Understanding nanostructures down to the atomic level is the key to optimise the design of advanced materials with revolutionary novel properties. This requires characterisation methods enabling one to quantify atomic structures with high precision. The strong interaction of accelerated electrons with matter makes that transmission electron microscopy is one of the most powerful techniques for this purpose. However, beam damage, induced by the high energy electrons, strongly hampers a detailed interpretation. To overcome this problem, I will usher electron microscopy in a new era of non-destructive picometer metrology.

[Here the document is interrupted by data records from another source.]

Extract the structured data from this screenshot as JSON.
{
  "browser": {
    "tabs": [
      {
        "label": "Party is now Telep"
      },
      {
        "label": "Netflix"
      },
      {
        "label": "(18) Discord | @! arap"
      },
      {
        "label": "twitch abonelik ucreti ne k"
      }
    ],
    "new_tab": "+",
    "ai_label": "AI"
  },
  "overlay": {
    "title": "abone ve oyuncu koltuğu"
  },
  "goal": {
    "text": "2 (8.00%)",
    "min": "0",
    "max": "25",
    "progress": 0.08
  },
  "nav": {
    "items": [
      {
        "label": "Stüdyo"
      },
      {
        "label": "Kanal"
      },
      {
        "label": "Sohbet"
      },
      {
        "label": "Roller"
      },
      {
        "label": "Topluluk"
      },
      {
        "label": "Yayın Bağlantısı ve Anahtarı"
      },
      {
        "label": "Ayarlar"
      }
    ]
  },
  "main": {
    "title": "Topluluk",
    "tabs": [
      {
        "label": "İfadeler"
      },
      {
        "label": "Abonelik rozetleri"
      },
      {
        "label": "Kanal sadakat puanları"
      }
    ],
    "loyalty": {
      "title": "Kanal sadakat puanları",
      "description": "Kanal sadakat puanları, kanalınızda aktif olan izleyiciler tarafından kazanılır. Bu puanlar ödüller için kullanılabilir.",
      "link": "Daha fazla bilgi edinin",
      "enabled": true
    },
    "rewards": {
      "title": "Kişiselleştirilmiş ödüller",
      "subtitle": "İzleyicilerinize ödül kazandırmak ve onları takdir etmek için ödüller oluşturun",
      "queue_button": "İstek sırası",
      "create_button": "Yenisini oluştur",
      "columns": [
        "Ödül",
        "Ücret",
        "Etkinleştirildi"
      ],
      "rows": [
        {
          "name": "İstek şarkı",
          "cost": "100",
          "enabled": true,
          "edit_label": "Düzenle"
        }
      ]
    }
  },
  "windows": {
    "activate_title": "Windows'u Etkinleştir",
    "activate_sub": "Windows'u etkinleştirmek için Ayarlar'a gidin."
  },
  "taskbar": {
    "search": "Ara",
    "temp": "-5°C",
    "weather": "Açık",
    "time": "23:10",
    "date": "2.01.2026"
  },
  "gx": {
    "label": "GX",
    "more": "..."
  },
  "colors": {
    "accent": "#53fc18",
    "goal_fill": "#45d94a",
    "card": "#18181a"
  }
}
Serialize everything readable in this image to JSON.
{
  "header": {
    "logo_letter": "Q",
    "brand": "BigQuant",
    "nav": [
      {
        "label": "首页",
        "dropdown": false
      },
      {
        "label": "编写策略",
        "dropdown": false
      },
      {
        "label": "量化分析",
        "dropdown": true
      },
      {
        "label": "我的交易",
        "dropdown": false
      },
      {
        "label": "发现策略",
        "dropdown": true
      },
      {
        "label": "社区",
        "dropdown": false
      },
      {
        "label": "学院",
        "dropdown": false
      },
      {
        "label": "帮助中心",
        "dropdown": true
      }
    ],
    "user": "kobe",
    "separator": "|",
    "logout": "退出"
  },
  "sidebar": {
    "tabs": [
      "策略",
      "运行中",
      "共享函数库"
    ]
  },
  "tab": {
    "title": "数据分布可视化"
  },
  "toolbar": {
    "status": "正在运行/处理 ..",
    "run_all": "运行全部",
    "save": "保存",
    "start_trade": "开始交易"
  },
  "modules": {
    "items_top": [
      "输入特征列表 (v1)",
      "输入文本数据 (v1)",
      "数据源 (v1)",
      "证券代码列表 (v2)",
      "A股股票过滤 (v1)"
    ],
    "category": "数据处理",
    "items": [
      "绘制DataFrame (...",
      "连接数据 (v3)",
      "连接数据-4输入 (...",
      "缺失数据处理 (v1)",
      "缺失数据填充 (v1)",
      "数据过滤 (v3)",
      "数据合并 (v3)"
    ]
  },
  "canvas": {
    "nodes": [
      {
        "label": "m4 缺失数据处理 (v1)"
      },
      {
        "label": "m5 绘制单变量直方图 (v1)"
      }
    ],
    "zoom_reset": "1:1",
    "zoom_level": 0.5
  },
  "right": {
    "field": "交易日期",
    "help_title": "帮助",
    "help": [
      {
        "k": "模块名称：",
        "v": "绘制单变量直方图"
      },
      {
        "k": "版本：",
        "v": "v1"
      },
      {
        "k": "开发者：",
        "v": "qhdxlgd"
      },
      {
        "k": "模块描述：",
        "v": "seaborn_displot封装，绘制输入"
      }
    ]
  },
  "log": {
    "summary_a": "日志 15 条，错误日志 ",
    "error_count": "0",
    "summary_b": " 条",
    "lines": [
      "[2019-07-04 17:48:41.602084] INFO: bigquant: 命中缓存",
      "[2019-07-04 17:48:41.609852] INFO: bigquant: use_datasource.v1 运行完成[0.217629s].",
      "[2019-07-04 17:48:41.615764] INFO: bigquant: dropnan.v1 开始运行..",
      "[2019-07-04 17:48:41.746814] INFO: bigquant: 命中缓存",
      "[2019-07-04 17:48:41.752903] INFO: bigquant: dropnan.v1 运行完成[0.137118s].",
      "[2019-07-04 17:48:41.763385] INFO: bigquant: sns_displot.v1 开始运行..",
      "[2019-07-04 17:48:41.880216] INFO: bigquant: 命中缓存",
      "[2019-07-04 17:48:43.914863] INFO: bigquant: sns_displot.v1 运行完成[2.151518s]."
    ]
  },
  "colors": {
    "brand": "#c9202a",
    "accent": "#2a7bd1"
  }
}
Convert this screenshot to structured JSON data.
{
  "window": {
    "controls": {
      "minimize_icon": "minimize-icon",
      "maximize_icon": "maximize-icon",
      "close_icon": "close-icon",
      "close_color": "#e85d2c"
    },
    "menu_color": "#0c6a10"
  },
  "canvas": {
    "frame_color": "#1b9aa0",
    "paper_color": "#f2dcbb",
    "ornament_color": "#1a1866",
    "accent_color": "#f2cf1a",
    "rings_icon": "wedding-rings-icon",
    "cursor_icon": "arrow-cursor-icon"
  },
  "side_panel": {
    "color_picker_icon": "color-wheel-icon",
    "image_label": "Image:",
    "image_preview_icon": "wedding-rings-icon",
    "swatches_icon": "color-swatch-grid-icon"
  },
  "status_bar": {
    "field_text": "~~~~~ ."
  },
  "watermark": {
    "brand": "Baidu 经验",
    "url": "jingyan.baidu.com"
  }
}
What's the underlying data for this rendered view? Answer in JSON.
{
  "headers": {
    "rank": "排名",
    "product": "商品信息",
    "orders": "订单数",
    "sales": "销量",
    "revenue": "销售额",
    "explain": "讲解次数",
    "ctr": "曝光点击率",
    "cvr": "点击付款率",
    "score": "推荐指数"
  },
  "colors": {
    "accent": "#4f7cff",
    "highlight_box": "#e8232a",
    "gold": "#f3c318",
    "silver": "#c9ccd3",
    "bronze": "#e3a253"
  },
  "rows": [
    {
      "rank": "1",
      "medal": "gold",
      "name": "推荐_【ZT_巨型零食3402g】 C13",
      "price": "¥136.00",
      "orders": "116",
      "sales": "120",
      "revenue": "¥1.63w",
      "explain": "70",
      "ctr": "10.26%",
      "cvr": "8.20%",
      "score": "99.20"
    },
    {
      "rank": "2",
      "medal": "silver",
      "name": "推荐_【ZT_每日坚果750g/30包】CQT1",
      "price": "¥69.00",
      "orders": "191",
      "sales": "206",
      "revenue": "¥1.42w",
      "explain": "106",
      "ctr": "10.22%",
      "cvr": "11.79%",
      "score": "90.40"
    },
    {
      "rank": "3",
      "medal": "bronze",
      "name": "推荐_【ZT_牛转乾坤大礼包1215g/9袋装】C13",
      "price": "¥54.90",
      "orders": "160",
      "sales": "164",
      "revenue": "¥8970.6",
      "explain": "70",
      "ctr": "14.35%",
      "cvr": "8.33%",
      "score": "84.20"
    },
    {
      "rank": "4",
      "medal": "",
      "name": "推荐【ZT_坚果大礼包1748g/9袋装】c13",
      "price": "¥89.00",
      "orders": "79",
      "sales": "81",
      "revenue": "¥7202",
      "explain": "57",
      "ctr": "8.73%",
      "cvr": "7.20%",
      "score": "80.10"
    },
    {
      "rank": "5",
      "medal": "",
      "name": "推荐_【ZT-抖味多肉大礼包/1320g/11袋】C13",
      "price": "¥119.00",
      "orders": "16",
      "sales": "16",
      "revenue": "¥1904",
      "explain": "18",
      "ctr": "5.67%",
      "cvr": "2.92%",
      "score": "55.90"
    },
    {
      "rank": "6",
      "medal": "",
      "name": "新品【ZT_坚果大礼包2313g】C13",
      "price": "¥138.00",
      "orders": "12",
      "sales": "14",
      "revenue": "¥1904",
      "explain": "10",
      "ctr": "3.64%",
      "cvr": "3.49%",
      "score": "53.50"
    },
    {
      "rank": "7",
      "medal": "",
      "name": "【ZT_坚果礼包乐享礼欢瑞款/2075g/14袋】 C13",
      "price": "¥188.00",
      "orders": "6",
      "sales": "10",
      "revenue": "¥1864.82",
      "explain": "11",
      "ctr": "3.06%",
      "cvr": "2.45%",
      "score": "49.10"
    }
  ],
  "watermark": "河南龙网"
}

This is an extremely challenging goal in modern technology because of the increasing complexity of nanostructures and the role of light elements such as lithium or hydrogen. Non-destructive picometer metrology will allow us to answer the question: what is the position, composition and bonding of every single atom in a nanomaterial even for light elements? There has been significant progress with electron microscopy to study beam-hard materials. Yet, major problems exist for radiation-sensitive nanostructures because of the lack of physics-based models, detailed statistical analyses, and optimal design of experiments in a self-consistent computational framework. In this project, novel data-driven methods will be combined with the latest experimental capabilities to locate and identify atoms, to detect light elements, to determine the three-dimensional ordering, and to measure the oxidation state from single low-dose recordings. The required electron dose is envisaged to be four orders of magnitude lower than what is nowadays used. In this manner, beam damage will be drastically reduced or even be ruled out completely. The results of my programme will enable precise characterisation of nanostructures in their native state; a prerequisite for understanding their properties. Clearly this is important for the design of a broad range of nanomaterials.